**Task item**: Your copy should match the entries exactly, except that it holds no pictures.

(Interface dataset entries)

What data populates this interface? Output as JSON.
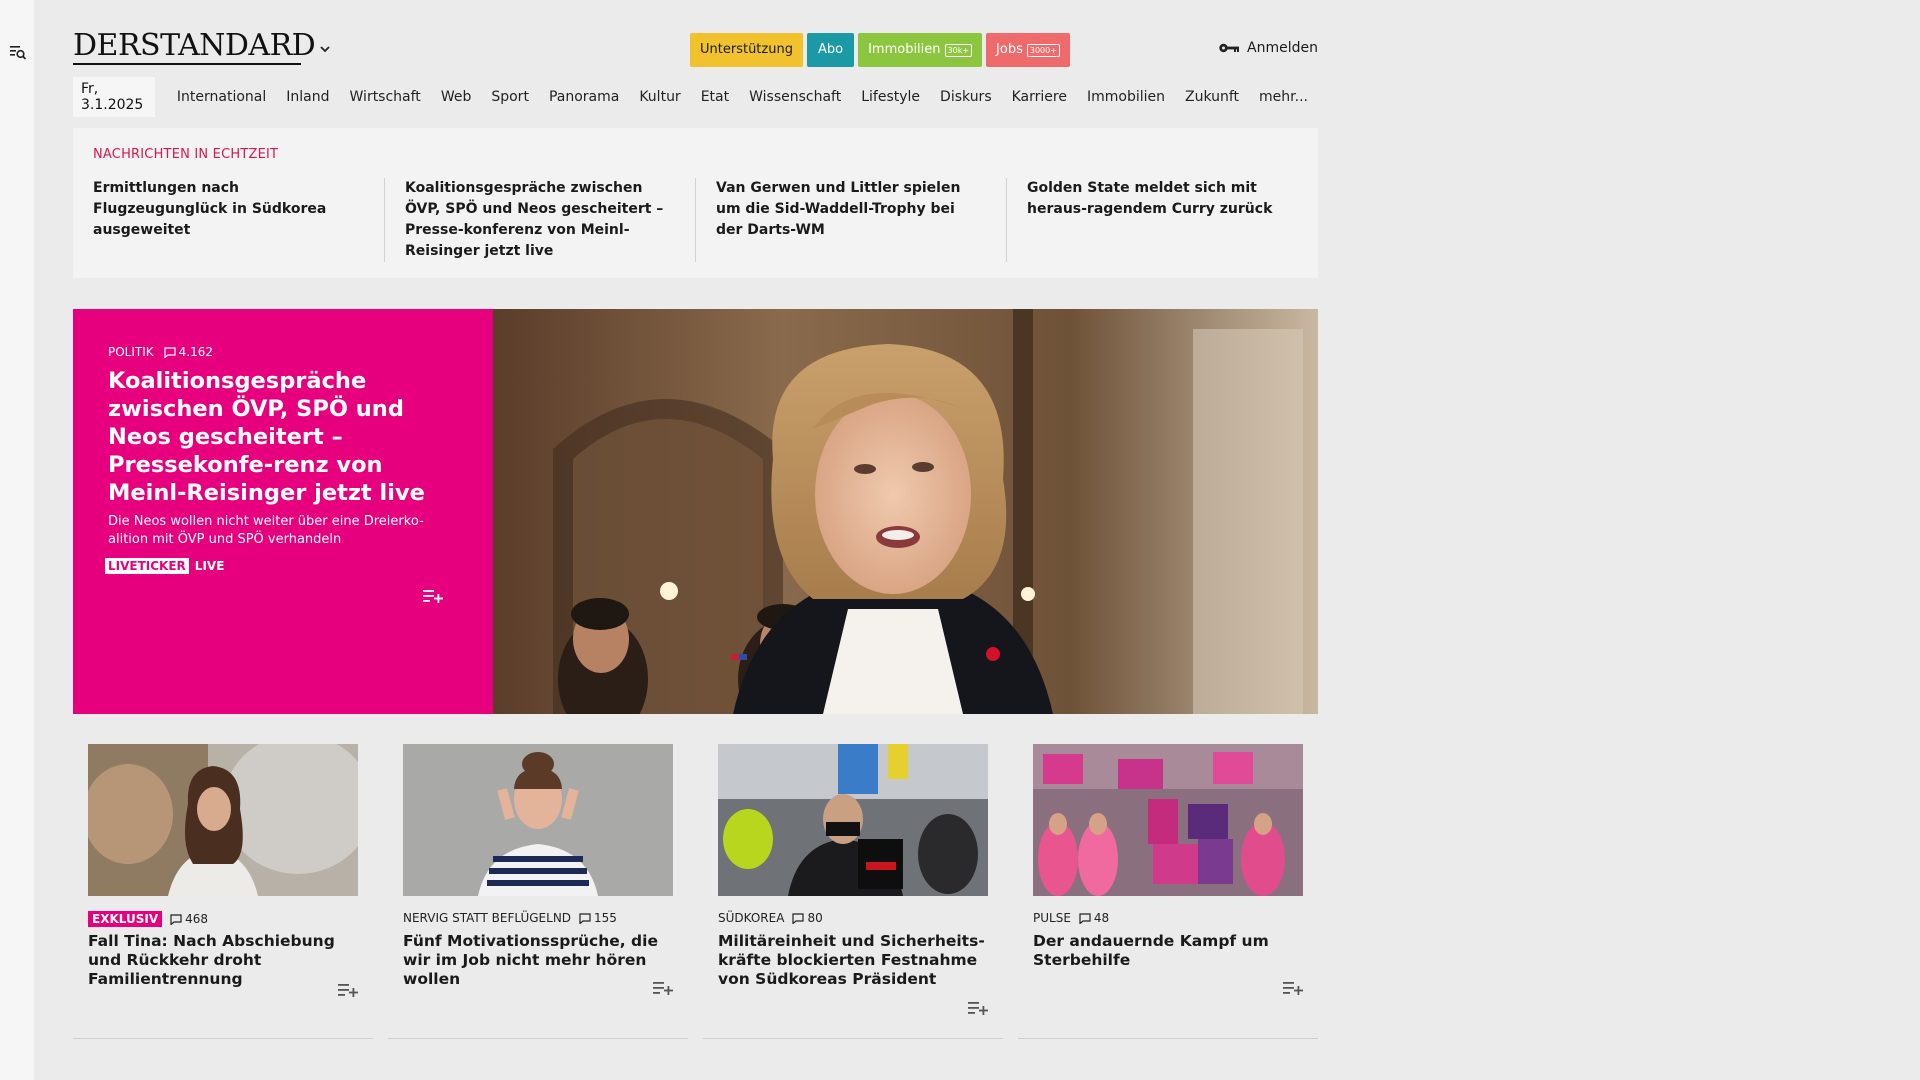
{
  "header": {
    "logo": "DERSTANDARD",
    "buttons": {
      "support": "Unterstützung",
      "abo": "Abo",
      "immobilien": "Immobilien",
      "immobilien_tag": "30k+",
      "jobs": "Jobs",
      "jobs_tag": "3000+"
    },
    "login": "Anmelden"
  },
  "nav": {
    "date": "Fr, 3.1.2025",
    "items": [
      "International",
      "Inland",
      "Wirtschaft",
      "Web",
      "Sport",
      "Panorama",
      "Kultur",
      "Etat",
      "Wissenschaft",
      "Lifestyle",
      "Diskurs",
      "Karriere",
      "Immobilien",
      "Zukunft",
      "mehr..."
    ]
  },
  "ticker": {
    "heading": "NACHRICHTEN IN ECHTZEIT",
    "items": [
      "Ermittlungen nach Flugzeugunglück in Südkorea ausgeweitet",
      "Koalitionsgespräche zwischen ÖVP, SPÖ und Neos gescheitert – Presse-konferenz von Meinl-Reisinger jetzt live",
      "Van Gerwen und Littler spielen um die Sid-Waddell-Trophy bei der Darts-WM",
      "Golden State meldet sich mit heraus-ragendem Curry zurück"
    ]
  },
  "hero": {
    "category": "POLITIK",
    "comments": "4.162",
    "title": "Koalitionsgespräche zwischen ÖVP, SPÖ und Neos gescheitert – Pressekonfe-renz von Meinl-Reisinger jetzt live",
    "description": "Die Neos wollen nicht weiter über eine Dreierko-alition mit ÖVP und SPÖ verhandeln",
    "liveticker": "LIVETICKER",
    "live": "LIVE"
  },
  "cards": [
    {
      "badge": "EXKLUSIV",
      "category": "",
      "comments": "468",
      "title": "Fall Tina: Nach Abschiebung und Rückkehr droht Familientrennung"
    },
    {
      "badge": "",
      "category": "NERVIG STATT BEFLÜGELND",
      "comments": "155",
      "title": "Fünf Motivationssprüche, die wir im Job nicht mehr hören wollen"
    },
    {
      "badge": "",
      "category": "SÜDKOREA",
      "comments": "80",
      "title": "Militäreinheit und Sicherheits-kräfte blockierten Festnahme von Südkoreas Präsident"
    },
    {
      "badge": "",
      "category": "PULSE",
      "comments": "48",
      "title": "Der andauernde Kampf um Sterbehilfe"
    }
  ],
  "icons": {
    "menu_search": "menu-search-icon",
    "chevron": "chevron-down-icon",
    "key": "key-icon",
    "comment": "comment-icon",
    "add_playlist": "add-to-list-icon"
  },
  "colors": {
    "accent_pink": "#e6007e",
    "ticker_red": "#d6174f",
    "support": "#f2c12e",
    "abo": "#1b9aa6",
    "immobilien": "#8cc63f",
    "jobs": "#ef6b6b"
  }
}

**Answer area**:
What data populates this interface? Output as JSON.
{
  "header": {
    "logo": "DERSTANDARD",
    "buttons": {
      "support": "Unterstützung",
      "abo": "Abo",
      "immobilien": "Immobilien",
      "immobilien_tag": "30k+",
      "jobs": "Jobs",
      "jobs_tag": "3000+"
    },
    "login": "Anmelden"
  },
  "nav": {
    "date": "Fr, 3.1.2025",
    "items": [
      "International",
      "Inland",
      "Wirtschaft",
      "Web",
      "Sport",
      "Panorama",
      "Kultur",
      "Etat",
      "Wissenschaft",
      "Lifestyle",
      "Diskurs",
      "Karriere",
      "Immobilien",
      "Zukunft",
      "mehr..."
    ]
  },
  "ticker": {
    "heading": "NACHRICHTEN IN ECHTZEIT",
    "items": [
      "Ermittlungen nach Flugzeugunglück in Südkorea ausgeweitet",
      "Koalitionsgespräche zwischen ÖVP, SPÖ und Neos gescheitert – Presse-konferenz von Meinl-Reisinger jetzt live",
      "Van Gerwen und Littler spielen um die Sid-Waddell-Trophy bei der Darts-WM",
      "Golden State meldet sich mit heraus-ragendem Curry zurück"
    ]
  },
  "hero": {
    "category": "POLITIK",
    "comments": "4.162",
    "title": "Koalitionsgespräche zwischen ÖVP, SPÖ und Neos gescheitert – Pressekonfe-renz von Meinl-Reisinger jetzt live",
    "description": "Die Neos wollen nicht weiter über eine Dreierko-alition mit ÖVP und SPÖ verhandeln",
    "liveticker": "LIVETICKER",
    "live": "LIVE"
  },
  "cards": [
    {
      "badge": "EXKLUSIV",
      "category": "",
      "comments": "468",
      "title": "Fall Tina: Nach Abschiebung und Rückkehr droht Familientrennung"
    },
    {
      "badge": "",
      "category": "NERVIG STATT BEFLÜGELND",
      "comments": "155",
      "title": "Fünf Motivationssprüche, die wir im Job nicht mehr hören wollen"
    },
    {
      "badge": "",
      "category": "SÜDKOREA",
      "comments": "80",
      "title": "Militäreinheit und Sicherheits-kräfte blockierten Festnahme von Südkoreas Präsident"
    },
    {
      "badge": "",
      "category": "PULSE",
      "comments": "48",
      "title": "Der andauernde Kampf um Sterbehilfe"
    }
  ],
  "icons": {
    "menu_search": "menu-search-icon",
    "chevron": "chevron-down-icon",
    "key": "key-icon",
    "comment": "comment-icon",
    "add_playlist": "add-to-list-icon"
  },
  "colors": {
    "accent_pink": "#e6007e",
    "ticker_red": "#d6174f",
    "support": "#f2c12e",
    "abo": "#1b9aa6",
    "immobilien": "#8cc63f",
    "jobs": "#ef6b6b"
  }
}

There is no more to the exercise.